A carrier was able to exonerate one of its drivers in an accident that occurred just two weeks after that truck received a video monitoring system installation. A driver-facing dash camera showed that the driver was not distracted or tired; the telematics systems proved the driver wasn’t speeding; and the ELD verified the driver was within their hours of service limits. A forward-facing dash camera showed that the passenger vehicle involved had cut the driver off and hit the front of the truck.

This was an illustration in a recent report Effective Strategies to Improve Safety by the National Surface Transportation Safety Center for Excellence that involved nine carrier case studies. The study shows carriers that implemented video monitoring saw a 53% to 66% reduction in accidents. In the study, eight of the nine carriers used technology – like dash cameras and automatic emergency braking and lane-departure systems – to improve safety.

A recent webinar hosted by GPS Insight highlighted this study and determined five can’t-skip ingredients for an effective fleet safety recipe. Technology is No. 4 on the list, followed by training. The top ingredient is buy-in, followed by consistency and being proactive.

“There are just so many fleets – not just in the United States but across the world – that are always looking for ways to improve safety,” said Matthew Camden, senior researcher with the Virginia Technology Transportation Institute. “But a lot of times we hear that fleets don't necessarily know where to turn and what they should try.”

The study identified strategies among the nine fleets that were successful – and some even unsuccessful – in reducing crashes and improving safety performance.
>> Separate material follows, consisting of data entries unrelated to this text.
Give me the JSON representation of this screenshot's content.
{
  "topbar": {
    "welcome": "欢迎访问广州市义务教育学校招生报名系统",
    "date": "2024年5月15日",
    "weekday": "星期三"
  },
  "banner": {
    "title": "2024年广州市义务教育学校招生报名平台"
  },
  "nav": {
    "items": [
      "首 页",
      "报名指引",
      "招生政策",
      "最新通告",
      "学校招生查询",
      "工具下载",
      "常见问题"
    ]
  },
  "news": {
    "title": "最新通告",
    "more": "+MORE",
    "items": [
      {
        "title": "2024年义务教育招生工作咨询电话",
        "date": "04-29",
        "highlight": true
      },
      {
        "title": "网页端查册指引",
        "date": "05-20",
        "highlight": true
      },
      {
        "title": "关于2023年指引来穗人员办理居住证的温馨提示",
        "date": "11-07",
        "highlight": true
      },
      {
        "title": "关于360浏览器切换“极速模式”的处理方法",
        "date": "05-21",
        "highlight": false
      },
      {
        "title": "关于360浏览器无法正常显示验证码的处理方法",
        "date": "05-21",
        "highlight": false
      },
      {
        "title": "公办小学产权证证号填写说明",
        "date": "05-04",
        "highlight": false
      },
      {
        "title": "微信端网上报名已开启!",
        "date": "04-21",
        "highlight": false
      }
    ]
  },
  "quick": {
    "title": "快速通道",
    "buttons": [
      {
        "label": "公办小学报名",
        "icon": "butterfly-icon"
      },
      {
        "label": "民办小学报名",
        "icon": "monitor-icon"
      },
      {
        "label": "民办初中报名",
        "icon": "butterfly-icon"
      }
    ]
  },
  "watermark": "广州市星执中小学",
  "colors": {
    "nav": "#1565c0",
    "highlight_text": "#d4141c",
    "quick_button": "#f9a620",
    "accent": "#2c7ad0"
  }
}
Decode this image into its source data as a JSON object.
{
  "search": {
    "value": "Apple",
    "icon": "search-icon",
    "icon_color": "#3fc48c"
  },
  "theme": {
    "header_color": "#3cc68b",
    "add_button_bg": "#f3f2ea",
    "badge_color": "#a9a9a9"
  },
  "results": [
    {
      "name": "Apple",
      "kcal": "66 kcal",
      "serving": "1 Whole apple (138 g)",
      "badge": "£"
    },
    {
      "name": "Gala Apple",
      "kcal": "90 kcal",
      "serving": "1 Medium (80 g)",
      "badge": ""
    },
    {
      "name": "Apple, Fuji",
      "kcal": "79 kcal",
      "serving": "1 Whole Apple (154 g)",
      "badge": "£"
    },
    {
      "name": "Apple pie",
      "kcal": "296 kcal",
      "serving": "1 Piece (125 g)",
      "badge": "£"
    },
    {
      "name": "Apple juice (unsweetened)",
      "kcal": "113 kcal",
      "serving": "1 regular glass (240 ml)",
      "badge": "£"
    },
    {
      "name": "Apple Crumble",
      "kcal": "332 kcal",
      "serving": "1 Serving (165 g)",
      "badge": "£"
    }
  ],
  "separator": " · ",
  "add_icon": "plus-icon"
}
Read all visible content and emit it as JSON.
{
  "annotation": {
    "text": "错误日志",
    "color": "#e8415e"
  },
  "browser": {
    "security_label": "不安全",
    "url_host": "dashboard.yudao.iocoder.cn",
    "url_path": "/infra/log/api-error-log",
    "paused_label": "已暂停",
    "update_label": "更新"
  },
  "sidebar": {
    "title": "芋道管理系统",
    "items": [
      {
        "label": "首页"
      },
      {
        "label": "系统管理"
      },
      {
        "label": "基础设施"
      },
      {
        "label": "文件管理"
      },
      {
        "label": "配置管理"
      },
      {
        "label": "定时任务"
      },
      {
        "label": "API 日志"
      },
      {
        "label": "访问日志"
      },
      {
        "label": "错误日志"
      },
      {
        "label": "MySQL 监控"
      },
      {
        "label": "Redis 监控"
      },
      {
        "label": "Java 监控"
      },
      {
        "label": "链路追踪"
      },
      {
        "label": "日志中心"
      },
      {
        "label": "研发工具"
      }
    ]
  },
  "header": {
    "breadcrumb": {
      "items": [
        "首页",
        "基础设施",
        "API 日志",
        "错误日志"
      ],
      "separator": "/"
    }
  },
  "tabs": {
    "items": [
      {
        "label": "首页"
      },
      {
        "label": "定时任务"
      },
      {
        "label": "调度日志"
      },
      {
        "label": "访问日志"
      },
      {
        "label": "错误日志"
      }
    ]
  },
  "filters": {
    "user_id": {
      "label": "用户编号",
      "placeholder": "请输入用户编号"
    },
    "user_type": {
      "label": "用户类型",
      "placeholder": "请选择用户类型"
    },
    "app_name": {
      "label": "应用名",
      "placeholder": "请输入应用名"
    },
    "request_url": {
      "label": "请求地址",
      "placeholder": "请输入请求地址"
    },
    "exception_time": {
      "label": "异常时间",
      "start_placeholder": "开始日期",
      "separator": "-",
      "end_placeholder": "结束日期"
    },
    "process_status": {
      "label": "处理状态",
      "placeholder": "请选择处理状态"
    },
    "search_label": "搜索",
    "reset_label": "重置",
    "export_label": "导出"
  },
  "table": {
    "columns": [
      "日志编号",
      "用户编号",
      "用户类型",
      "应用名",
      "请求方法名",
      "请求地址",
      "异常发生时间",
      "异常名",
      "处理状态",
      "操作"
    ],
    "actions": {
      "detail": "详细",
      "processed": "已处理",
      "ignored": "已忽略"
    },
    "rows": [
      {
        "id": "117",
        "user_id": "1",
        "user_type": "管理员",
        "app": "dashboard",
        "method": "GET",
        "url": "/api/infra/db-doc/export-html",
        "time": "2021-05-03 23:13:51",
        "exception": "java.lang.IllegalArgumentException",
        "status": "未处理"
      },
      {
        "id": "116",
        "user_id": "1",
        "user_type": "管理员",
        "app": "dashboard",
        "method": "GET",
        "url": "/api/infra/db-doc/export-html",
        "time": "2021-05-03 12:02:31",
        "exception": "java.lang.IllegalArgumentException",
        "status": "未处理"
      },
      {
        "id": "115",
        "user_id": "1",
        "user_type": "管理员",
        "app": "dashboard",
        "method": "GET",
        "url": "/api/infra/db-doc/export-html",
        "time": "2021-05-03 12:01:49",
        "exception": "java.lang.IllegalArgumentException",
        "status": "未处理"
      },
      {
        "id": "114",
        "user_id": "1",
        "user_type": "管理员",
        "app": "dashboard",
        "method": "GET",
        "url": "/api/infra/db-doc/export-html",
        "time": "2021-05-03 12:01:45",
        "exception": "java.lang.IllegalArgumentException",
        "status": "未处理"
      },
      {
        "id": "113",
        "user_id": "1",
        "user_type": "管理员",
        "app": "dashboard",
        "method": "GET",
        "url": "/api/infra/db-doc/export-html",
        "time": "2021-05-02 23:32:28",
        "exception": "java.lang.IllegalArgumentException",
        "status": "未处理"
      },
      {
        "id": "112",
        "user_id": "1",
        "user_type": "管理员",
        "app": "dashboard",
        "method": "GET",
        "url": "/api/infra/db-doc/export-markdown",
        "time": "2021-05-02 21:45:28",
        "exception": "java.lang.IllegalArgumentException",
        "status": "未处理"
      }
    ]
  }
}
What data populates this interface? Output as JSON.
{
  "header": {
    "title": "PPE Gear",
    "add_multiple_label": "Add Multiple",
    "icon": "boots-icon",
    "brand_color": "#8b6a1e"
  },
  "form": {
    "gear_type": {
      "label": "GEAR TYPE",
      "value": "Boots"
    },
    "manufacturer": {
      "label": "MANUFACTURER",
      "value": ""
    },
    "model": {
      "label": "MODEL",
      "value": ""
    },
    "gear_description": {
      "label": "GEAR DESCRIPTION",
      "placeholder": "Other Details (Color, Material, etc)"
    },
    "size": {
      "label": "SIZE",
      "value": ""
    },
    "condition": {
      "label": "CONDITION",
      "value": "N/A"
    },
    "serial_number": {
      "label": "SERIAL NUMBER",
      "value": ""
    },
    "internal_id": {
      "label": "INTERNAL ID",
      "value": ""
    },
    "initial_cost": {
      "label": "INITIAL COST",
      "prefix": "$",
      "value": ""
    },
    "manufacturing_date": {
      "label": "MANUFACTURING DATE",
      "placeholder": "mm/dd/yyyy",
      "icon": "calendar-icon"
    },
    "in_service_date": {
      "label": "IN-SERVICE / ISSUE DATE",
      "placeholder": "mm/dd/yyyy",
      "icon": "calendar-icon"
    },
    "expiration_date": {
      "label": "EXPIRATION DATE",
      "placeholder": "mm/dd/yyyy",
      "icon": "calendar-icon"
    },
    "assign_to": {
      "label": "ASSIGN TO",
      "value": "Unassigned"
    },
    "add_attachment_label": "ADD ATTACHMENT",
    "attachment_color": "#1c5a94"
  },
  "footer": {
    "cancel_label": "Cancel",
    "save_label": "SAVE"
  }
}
Camden said some faced barriers from coming up with a plan and obtaining equipment to understanding what problems needed solving and how to evaluate that.

While the implementation of safety measures is going to depend on a per-feet basis, Rick Harland, assistant director of fleet mobility services for the city of Austin, Texas and former fleet manager at Time Warner, offered several strategies: develop data-driven policies; implement a safety culture from leadership down; use auditable technology; and set key performance indicators to establish a method for continuous improvement.

Here's what the experts had to say per ingredient: